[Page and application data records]
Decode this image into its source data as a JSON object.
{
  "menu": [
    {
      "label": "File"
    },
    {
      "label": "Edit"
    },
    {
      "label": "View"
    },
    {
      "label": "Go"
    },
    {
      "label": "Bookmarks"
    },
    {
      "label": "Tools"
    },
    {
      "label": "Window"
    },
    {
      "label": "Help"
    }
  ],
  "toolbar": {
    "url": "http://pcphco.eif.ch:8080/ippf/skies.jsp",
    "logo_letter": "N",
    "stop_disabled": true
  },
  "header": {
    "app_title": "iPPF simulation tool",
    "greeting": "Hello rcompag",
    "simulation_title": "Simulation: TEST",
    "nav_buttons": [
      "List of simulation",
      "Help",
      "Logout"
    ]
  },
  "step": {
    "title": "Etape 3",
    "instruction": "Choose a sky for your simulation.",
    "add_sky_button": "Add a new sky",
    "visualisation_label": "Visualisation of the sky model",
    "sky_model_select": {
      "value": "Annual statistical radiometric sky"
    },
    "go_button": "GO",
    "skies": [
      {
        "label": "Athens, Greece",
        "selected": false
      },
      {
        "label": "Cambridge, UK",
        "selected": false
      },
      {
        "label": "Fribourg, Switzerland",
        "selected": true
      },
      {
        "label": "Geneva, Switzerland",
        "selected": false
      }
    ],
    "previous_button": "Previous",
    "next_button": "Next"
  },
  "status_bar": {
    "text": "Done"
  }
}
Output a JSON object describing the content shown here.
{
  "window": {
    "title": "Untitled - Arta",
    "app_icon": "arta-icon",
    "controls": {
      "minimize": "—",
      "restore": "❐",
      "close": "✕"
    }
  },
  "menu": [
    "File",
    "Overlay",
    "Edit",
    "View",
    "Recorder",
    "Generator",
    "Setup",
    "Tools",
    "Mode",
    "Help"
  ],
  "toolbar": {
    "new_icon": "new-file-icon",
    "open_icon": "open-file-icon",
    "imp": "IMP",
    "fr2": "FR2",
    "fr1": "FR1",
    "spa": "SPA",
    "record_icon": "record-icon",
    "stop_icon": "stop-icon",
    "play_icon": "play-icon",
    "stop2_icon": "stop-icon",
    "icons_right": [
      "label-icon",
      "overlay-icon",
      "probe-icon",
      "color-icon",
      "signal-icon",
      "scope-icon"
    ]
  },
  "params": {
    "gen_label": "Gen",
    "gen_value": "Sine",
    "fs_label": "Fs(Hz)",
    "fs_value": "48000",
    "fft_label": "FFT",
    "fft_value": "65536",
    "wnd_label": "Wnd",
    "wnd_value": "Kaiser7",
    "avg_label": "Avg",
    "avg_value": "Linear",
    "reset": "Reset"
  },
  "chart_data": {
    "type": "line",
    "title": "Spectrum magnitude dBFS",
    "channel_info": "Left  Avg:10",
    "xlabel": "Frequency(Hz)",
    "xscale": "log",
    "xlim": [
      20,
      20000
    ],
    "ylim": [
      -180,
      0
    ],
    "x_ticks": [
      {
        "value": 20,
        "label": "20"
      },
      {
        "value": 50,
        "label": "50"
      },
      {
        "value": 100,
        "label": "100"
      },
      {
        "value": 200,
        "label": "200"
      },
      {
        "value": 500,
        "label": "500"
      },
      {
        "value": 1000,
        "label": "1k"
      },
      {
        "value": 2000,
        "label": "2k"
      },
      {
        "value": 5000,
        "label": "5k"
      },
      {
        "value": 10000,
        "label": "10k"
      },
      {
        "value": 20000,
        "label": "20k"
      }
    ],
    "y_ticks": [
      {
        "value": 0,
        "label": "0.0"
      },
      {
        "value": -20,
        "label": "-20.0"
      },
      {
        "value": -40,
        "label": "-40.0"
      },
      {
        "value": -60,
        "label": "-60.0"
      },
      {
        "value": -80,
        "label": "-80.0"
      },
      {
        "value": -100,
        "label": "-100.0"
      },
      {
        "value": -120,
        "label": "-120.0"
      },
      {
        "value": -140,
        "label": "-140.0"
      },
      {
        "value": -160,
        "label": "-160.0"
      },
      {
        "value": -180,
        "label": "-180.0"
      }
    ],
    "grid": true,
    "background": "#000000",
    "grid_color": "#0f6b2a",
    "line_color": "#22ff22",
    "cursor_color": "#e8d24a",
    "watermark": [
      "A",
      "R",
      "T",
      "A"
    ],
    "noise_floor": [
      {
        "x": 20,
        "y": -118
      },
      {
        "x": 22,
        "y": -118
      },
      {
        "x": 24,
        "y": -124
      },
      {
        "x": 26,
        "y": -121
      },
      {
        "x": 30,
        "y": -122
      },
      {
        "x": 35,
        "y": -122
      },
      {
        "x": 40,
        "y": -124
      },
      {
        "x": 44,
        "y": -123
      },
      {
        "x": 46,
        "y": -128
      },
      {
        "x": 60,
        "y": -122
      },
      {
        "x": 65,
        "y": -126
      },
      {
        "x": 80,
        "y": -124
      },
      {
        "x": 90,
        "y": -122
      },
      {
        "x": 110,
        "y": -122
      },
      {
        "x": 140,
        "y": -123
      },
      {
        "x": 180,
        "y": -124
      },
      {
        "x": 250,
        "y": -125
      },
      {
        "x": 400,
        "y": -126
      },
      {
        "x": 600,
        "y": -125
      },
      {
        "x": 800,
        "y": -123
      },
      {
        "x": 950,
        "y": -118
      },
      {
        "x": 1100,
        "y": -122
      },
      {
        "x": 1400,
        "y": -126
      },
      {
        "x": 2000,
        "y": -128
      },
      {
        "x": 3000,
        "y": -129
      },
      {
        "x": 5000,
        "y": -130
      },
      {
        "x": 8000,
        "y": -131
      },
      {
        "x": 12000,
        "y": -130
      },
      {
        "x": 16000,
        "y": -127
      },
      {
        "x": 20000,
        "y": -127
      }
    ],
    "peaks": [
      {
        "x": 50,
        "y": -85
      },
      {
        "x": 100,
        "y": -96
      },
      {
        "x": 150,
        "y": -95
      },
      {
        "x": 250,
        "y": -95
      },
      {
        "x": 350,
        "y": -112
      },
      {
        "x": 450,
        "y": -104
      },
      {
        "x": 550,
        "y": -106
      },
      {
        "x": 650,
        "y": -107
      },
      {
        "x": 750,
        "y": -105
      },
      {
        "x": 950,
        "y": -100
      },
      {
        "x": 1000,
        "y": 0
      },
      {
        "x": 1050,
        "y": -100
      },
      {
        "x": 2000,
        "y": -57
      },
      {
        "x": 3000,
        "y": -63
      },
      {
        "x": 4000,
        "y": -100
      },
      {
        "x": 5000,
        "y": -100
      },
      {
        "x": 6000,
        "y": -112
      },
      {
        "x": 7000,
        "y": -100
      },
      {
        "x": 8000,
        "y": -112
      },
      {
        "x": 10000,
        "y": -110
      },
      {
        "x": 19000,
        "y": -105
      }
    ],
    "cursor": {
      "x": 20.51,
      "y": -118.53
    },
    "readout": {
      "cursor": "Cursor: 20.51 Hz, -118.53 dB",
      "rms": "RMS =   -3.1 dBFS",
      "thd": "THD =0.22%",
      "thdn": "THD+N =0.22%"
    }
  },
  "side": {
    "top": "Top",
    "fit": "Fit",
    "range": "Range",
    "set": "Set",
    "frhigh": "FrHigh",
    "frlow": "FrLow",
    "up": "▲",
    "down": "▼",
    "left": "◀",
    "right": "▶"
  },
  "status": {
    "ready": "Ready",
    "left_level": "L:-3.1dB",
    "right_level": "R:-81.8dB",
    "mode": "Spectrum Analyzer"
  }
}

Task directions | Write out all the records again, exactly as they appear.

Expected answer |
Decode this image into its source data as a JSON object.
{
  "menu": [
    {
      "label": "File"
    },
    {
      "label": "Edit"
    },
    {
      "label": "View"
    },
    {
      "label": "Go"
    },
    {
      "label": "Bookmarks"
    },
    {
      "label": "Tools"
    },
    {
      "label": "Window"
    },
    {
      "label": "Help"
    }
  ],
  "toolbar": {
    "url": "http://pcphco.eif.ch:8080/ippf/skies.jsp",
    "logo_letter": "N",
    "stop_disabled": true
  },
  "header": {
    "app_title": "iPPF simulation tool",
    "greeting": "Hello rcompag",
    "simulation_title": "Simulation: TEST",
    "nav_buttons": [
      "List of simulation",
      "Help",
      "Logout"
    ]
  },
  "step": {
    "title": "Etape 3",
    "instruction": "Choose a sky for your simulation.",
    "add_sky_button": "Add a new sky",
    "visualisation_label": "Visualisation of the sky model",
    "sky_model_select": {
      "value": "Annual statistical radiometric sky"
    },
    "go_button": "GO",
    "skies": [
      {
        "label": "Athens, Greece",
        "selected": false
      },
      {
        "label": "Cambridge, UK",
        "selected": false
      },
      {
        "label": "Fribourg, Switzerland",
        "selected": true
      },
      {
        "label": "Geneva, Switzerland",
        "selected": false
      }
    ],
    "previous_button": "Previous",
    "next_button": "Next"
  },
  "status_bar": {
    "text": "Done"
  }
}
Output a JSON object describing the content shown here.
{
  "window": {
    "title": "Untitled - Arta",
    "app_icon": "arta-icon",
    "controls": {
      "minimize": "—",
      "restore": "❐",
      "close": "✕"
    }
  },
  "menu": [
    "File",
    "Overlay",
    "Edit",
    "View",
    "Recorder",
    "Generator",
    "Setup",
    "Tools",
    "Mode",
    "Help"
  ],
  "toolbar": {
    "new_icon": "new-file-icon",
    "open_icon": "open-file-icon",
    "imp": "IMP",
    "fr2": "FR2",
    "fr1": "FR1",
    "spa": "SPA",
    "record_icon": "record-icon",
    "stop_icon": "stop-icon",
    "play_icon": "play-icon",
    "stop2_icon": "stop-icon",
    "icons_right": [
      "label-icon",
      "overlay-icon",
      "probe-icon",
      "color-icon",
      "signal-icon",
      "scope-icon"
    ]
  },
  "params": {
    "gen_label": "Gen",
    "gen_value": "Sine",
    "fs_label": "Fs(Hz)",
    "fs_value": "48000",
    "fft_label": "FFT",
    "fft_value": "65536",
    "wnd_label": "Wnd",
    "wnd_value": "Kaiser7",
    "avg_label": "Avg",
    "avg_value": "Linear",
    "reset": "Reset"
  },
  "chart_data": {
    "type": "line",
    "title": "Spectrum magnitude dBFS",
    "channel_info": "Left  Avg:10",
    "xlabel": "Frequency(Hz)",
    "xscale": "log",
    "xlim": [
      20,
      20000
    ],
    "ylim": [
      -180,
      0
    ],
    "x_ticks": [
      {
        "value": 20,
        "label": "20"
      },
      {
        "value": 50,
        "label": "50"
      },
      {
        "value": 100,
        "label": "100"
      },
      {
        "value": 200,
        "label": "200"
      },
      {
        "value": 500,
        "label": "500"
      },
      {
        "value": 1000,
        "label": "1k"
      },
      {
        "value": 2000,
        "label": "2k"
      },
      {
        "value": 5000,
        "label": "5k"
      },
      {
        "value": 10000,
        "label": "10k"
      },
      {
        "value": 20000,
        "label": "20k"
      }
    ],
    "y_ticks": [
      {
        "value": 0,
        "label": "0.0"
      },
      {
        "value": -20,
        "label": "-20.0"
      },
      {
        "value": -40,
        "label": "-40.0"
      },
      {
        "value": -60,
        "label": "-60.0"
      },
      {
        "value": -80,
        "label": "-80.0"
      },
      {
        "value": -100,
        "label": "-100.0"
      },
      {
        "value": -120,
        "label": "-120.0"
      },
      {
        "value": -140,
        "label": "-140.0"
      },
      {
        "value": -160,
        "label": "-160.0"
      },
      {
        "value": -180,
        "label": "-180.0"
      }
    ],
    "grid": true,
    "background": "#000000",
    "grid_color": "#0f6b2a",
    "line_color": "#22ff22",
    "cursor_color": "#e8d24a",
    "watermark": [
      "A",
      "R",
      "T",
      "A"
    ],
    "noise_floor": [
      {
        "x": 20,
        "y": -118
      },
      {
        "x": 22,
        "y": -118
      },
      {
        "x": 24,
        "y": -124
      },
      {
        "x": 26,
        "y": -121
      },
      {
        "x": 30,
        "y": -122
      },
      {
        "x": 35,
        "y": -122
      },
      {
        "x": 40,
        "y": -124
      },
      {
        "x": 44,
        "y": -123
      },
      {
        "x": 46,
        "y": -128
      },
      {
        "x": 60,
        "y": -122
      },
      {
        "x": 65,
        "y": -126
      },
      {
        "x": 80,
        "y": -124
      },
      {
        "x": 90,
        "y": -122
      },
      {
        "x": 110,
        "y": -122
      },
      {
        "x": 140,
        "y": -123
      },
      {
        "x": 180,
        "y": -124
      },
      {
        "x": 250,
        "y": -125
      },
      {
        "x": 400,
        "y": -126
      },
      {
        "x": 600,
        "y": -125
      },
      {
        "x": 800,
        "y": -123
      },
      {
        "x": 950,
        "y": -118
      },
      {
        "x": 1100,
        "y": -122
      },
      {
        "x": 1400,
        "y": -126
      },
      {
        "x": 2000,
        "y": -128
      },
      {
        "x": 3000,
        "y": -129
      },
      {
        "x": 5000,
        "y": -130
      },
      {
        "x": 8000,
        "y": -131
      },
      {
        "x": 12000,
        "y": -130
      },
      {
        "x": 16000,
        "y": -127
      },
      {
        "x": 20000,
        "y": -127
      }
    ],
    "peaks": [
      {
        "x": 50,
        "y": -85
      },
      {
        "x": 100,
        "y": -96
      },
      {
        "x": 150,
        "y": -95
      },
      {
        "x": 250,
        "y": -95
      },
      {
        "x": 350,
        "y": -112
      },
      {
        "x": 450,
        "y": -104
      },
      {
        "x": 550,
        "y": -106
      },
      {
        "x": 650,
        "y": -107
      },
      {
        "x": 750,
        "y": -105
      },
      {
        "x": 950,
        "y": -100
      },
      {
        "x": 1000,
        "y": 0
      },
      {
        "x": 1050,
        "y": -100
      },
      {
        "x": 2000,
        "y": -57
      },
      {
        "x": 3000,
        "y": -63
      },
      {
        "x": 4000,
        "y": -100
      },
      {
        "x": 5000,
        "y": -100
      },
      {
        "x": 6000,
        "y": -112
      },
      {
        "x": 7000,
        "y": -100
      },
      {
        "x": 8000,
        "y": -112
      },
      {
        "x": 10000,
        "y": -110
      },
      {
        "x": 19000,
        "y": -105
      }
    ],
    "cursor": {
      "x": 20.51,
      "y": -118.53
    },
    "readout": {
      "cursor": "Cursor: 20.51 Hz, -118.53 dB",
      "rms": "RMS =   -3.1 dBFS",
      "thd": "THD =0.22%",
      "thdn": "THD+N =0.22%"
    }
  },
  "side": {
    "top": "Top",
    "fit": "Fit",
    "range": "Range",
    "set": "Set",
    "frhigh": "FrHigh",
    "frlow": "FrLow",
    "up": "▲",
    "down": "▼",
    "left": "◀",
    "right": "▶"
  },
  "status": {
    "ready": "Ready",
    "left_level": "L:-3.1dB",
    "right_level": "R:-81.8dB",
    "mode": "Spectrum Analyzer"
  }
}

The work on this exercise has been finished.